» What this task involves
Please print the full listing exactly.
-.-.-
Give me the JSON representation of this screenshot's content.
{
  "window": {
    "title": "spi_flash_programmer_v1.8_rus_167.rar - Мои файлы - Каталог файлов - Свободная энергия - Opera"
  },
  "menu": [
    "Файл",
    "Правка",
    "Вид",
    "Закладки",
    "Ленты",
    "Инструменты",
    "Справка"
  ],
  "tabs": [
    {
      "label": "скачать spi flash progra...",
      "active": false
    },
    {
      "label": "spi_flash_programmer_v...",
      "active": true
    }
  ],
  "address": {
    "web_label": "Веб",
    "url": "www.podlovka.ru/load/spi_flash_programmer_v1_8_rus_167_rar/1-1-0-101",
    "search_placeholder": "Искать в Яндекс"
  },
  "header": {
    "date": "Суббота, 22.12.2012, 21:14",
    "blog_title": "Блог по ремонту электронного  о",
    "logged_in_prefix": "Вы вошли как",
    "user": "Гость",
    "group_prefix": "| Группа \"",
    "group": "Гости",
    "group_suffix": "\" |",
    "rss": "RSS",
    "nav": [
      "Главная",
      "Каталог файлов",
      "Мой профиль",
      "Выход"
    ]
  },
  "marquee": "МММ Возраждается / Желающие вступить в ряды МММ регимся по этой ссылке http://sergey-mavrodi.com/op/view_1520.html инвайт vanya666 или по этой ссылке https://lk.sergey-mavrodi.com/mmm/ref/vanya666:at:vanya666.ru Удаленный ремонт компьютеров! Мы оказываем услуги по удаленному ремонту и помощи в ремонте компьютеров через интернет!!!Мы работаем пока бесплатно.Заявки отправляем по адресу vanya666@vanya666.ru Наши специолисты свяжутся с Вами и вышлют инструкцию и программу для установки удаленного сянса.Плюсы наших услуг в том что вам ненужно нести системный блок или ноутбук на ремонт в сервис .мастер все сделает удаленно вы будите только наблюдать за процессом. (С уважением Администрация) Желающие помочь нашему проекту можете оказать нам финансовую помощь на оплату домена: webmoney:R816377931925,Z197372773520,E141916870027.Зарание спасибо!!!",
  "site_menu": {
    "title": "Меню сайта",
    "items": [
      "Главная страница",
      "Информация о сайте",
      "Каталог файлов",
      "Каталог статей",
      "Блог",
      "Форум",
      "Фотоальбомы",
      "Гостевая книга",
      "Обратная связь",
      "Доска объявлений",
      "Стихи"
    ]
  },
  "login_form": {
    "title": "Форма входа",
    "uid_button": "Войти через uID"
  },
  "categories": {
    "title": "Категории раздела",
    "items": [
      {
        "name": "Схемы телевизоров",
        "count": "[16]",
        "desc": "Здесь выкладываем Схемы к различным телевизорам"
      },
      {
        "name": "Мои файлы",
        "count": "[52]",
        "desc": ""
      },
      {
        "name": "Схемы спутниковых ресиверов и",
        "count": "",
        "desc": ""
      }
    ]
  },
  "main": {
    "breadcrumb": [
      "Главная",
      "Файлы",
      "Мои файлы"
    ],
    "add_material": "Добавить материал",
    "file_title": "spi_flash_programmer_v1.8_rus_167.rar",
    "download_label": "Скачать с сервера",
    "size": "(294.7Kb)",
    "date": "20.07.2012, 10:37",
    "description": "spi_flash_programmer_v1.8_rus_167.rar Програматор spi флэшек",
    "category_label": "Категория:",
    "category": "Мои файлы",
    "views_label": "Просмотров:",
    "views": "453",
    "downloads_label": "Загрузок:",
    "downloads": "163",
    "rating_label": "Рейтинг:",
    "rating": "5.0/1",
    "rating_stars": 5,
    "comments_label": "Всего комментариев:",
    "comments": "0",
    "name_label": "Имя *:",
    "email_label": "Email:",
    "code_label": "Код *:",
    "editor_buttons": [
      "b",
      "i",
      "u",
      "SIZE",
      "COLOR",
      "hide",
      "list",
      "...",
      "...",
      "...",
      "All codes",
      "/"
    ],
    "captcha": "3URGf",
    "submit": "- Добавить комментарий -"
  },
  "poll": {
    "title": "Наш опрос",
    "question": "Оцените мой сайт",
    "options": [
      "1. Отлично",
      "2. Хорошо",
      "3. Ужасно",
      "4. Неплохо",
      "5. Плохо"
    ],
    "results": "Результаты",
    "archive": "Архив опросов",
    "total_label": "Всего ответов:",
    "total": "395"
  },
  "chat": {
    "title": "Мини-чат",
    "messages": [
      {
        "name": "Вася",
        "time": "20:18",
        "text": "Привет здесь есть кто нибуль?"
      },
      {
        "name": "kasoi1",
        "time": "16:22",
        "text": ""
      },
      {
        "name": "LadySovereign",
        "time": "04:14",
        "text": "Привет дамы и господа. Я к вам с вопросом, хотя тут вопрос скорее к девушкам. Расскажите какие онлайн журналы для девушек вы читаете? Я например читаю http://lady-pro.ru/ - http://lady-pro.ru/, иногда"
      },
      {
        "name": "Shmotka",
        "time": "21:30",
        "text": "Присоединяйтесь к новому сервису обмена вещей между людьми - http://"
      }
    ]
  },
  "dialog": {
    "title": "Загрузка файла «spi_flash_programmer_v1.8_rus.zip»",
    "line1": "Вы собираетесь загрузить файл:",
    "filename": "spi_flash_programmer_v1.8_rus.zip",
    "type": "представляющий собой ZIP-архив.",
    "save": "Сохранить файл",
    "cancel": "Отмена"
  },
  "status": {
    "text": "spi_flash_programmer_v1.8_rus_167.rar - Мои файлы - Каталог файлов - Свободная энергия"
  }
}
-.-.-
» Response
Give me the JSON representation of this screenshot's content.
{
  "window": {
    "title": "spi_flash_programmer_v1.8_rus_167.rar - Мои файлы - Каталог файлов - Свободная энергия - Opera"
  },
  "menu": [
    "Файл",
    "Правка",
    "Вид",
    "Закладки",
    "Ленты",
    "Инструменты",
    "Справка"
  ],
  "tabs": [
    {
      "label": "скачать spi flash progra...",
      "active": false
    },
    {
      "label": "spi_flash_programmer_v...",
      "active": true
    }
  ],
  "address": {
    "web_label": "Веб",
    "url": "www.podlovka.ru/load/spi_flash_programmer_v1_8_rus_167_rar/1-1-0-101",
    "search_placeholder": "Искать в Яндекс"
  },
  "header": {
    "date": "Суббота, 22.12.2012, 21:14",
    "blog_title": "Блог по ремонту электронного  о",
    "logged_in_prefix": "Вы вошли как",
    "user": "Гость",
    "group_prefix": "| Группа \"",
    "group": "Гости",
    "group_suffix": "\" |",
    "rss": "RSS",
    "nav": [
      "Главная",
      "Каталог файлов",
      "Мой профиль",
      "Выход"
    ]
  },
  "marquee": "МММ Возраждается / Желающие вступить в ряды МММ регимся по этой ссылке http://sergey-mavrodi.com/op/view_1520.html инвайт vanya666 или по этой ссылке https://lk.sergey-mavrodi.com/mmm/ref/vanya666:at:vanya666.ru Удаленный ремонт компьютеров! Мы оказываем услуги по удаленному ремонту и помощи в ремонте компьютеров через интернет!!!Мы работаем пока бесплатно.Заявки отправляем по адресу vanya666@vanya666.ru Наши специолисты свяжутся с Вами и вышлют инструкцию и программу для установки удаленного сянса.Плюсы наших услуг в том что вам ненужно нести системный блок или ноутбук на ремонт в сервис .мастер все сделает удаленно вы будите только наблюдать за процессом. (С уважением Администрация) Желающие помочь нашему проекту можете оказать нам финансовую помощь на оплату домена: webmoney:R816377931925,Z197372773520,E141916870027.Зарание спасибо!!!",
  "site_menu": {
    "title": "Меню сайта",
    "items": [
      "Главная страница",
      "Информация о сайте",
      "Каталог файлов",
      "Каталог статей",
      "Блог",
      "Форум",
      "Фотоальбомы",
      "Гостевая книга",
      "Обратная связь",
      "Доска объявлений",
      "Стихи"
    ]
  },
  "login_form": {
    "title": "Форма входа",
    "uid_button": "Войти через uID"
  },
  "categories": {
    "title": "Категории раздела",
    "items": [
      {
        "name": "Схемы телевизоров",
        "count": "[16]",
        "desc": "Здесь выкладываем Схемы к различным телевизорам"
      },
      {
        "name": "Мои файлы",
        "count": "[52]",
        "desc": ""
      },
      {
        "name": "Схемы спутниковых ресиверов и",
        "count": "",
        "desc": ""
      }
    ]
  },
  "main": {
    "breadcrumb": [
      "Главная",
      "Файлы",
      "Мои файлы"
    ],
    "add_material": "Добавить материал",
    "file_title": "spi_flash_programmer_v1.8_rus_167.rar",
    "download_label": "Скачать с сервера",
    "size": "(294.7Kb)",
    "date": "20.07.2012, 10:37",
    "description": "spi_flash_programmer_v1.8_rus_167.rar Програматор spi флэшек",
    "category_label": "Категория:",
    "category": "Мои файлы",
    "views_label": "Просмотров:",
    "views": "453",
    "downloads_label": "Загрузок:",
    "downloads": "163",
    "rating_label": "Рейтинг:",
    "rating": "5.0/1",
    "rating_stars": 5,
    "comments_label": "Всего комментариев:",
    "comments": "0",
    "name_label": "Имя *:",
    "email_label": "Email:",
    "code_label": "Код *:",
    "editor_buttons": [
      "b",
      "i",
      "u",
      "SIZE",
      "COLOR",
      "hide",
      "list",
      "...",
      "...",
      "...",
      "All codes",
      "/"
    ],
    "captcha": "3URGf",
    "submit": "- Добавить комментарий -"
  },
  "poll": {
    "title": "Наш опрос",
    "question": "Оцените мой сайт",
    "options": [
      "1. Отлично",
      "2. Хорошо",
      "3. Ужасно",
      "4. Неплохо",
      "5. Плохо"
    ],
    "results": "Результаты",
    "archive": "Архив опросов",
    "total_label": "Всего ответов:",
    "total": "395"
  },
  "chat": {
    "title": "Мини-чат",
    "messages": [
      {
        "name": "Вася",
        "time": "20:18",
        "text": "Привет здесь есть кто нибуль?"
      },
      {
        "name": "kasoi1",
        "time": "16:22",
        "text": ""
      },
      {
        "name": "LadySovereign",
        "time": "04:14",
        "text": "Привет дамы и господа. Я к вам с вопросом, хотя тут вопрос скорее к девушкам. Расскажите какие онлайн журналы для девушек вы читаете? Я например читаю http://lady-pro.ru/ - http://lady-pro.ru/, иногда"
      },
      {
        "name": "Shmotka",
        "time": "21:30",
        "text": "Присоединяйтесь к новому сервису обмена вещей между людьми - http://"
      }
    ]
  },
  "dialog": {
    "title": "Загрузка файла «spi_flash_programmer_v1.8_rus.zip»",
    "line1": "Вы собираетесь загрузить файл:",
    "filename": "spi_flash_programmer_v1.8_rus.zip",
    "type": "представляющий собой ZIP-архив.",
    "save": "Сохранить файл",
    "cancel": "Отмена"
  },
  "status": {
    "text": "spi_flash_programmer_v1.8_rus_167.rar - Мои файлы - Каталог файлов - Свободная энергия"
  }
}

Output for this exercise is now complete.